- I listened to people complain about the wait all day and take out their anger on myself and coworker and hear them turn into simpering happy people the moment the doctor walked into the room
- I took care of a drug overdose that when woke up called me every name in the book plus a few more that I didn't know about, fought, kicked, spat - I'm the proud owner of several new bruises, and a sprained wrist.
- patients daughter yelled screamed at us for holding patient - and had the nerve to call the RCMP to report us - hence lots of paperwork - and then daughter ran off when RCMP went to arrest her
- followed by another patient that after waiting 10 minutes proceeded to tell me what a worthless human being I was because the doctor hadn't see them (they came in by ambulance but weren't actually as ill as other patients, despite this being explained, I was again physically threatened, and verbally abused,
- the hospital was suppose to give us a platter of food for nights - our department was completely missed

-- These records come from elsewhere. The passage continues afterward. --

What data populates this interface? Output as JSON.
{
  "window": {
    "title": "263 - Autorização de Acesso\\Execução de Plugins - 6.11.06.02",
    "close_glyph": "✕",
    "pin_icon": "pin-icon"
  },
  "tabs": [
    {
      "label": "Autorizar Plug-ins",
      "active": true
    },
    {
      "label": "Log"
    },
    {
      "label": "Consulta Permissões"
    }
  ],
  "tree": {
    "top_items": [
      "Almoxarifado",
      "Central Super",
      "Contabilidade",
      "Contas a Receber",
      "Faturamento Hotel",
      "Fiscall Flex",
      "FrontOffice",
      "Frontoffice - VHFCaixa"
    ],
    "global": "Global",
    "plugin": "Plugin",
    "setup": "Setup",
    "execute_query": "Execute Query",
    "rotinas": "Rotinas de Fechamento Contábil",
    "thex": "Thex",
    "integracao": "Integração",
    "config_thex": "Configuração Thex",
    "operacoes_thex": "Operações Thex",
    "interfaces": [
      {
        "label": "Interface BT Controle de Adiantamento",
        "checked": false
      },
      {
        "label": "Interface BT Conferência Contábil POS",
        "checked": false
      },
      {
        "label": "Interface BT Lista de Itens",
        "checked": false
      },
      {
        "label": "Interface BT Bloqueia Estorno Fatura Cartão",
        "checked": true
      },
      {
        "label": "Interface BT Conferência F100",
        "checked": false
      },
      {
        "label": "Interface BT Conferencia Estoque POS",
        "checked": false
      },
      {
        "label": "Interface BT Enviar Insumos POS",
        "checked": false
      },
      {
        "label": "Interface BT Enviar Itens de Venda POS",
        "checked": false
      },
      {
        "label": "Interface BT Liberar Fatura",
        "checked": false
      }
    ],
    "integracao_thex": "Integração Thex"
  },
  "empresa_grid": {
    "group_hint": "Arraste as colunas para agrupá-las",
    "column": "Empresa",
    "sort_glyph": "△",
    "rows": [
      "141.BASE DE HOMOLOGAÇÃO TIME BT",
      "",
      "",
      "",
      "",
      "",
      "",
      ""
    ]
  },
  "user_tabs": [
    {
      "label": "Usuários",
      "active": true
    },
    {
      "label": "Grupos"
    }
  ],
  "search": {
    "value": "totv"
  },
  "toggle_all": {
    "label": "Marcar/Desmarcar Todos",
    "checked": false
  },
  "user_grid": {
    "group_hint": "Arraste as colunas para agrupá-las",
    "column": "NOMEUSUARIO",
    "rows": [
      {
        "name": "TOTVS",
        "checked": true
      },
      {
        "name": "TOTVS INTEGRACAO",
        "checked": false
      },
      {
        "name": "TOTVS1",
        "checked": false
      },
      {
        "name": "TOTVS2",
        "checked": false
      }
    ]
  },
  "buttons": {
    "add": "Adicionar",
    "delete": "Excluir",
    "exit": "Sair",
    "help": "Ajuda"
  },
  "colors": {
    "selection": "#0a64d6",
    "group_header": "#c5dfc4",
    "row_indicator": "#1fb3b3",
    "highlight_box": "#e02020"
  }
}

- and the cherry to this day was coming home to read an email from someone I hadn't talked to in six months rubbing it in my face they were getting married so basically whatever Christmas gift I had gotten was worthless and beaten by their engagement.
- dare I mention I have a cold? And by the end of my shift my coworkers were fearful for my health?
I know the nurses in this province are overworked and life is anything but easy. Systems drive people ruthlessly and the larger the system, the less accountability there is. So we need to humanize the health care system a bit better than we are. And that starts with us.
Yes I know we can get desperate and tired and broken, but so are many of the front line people, like nurses.
Give them a break, cut them some slack, support them, encourage them, bless them, and most of all, just cultivate an attitude of thankfulness for them and their work, rather than sharpening an attitude of entitlement that makes you think you have a right to mistreat them.
To those who are there on days when they would rather be elsewhere, thank you. Because you are there, my life is a good one.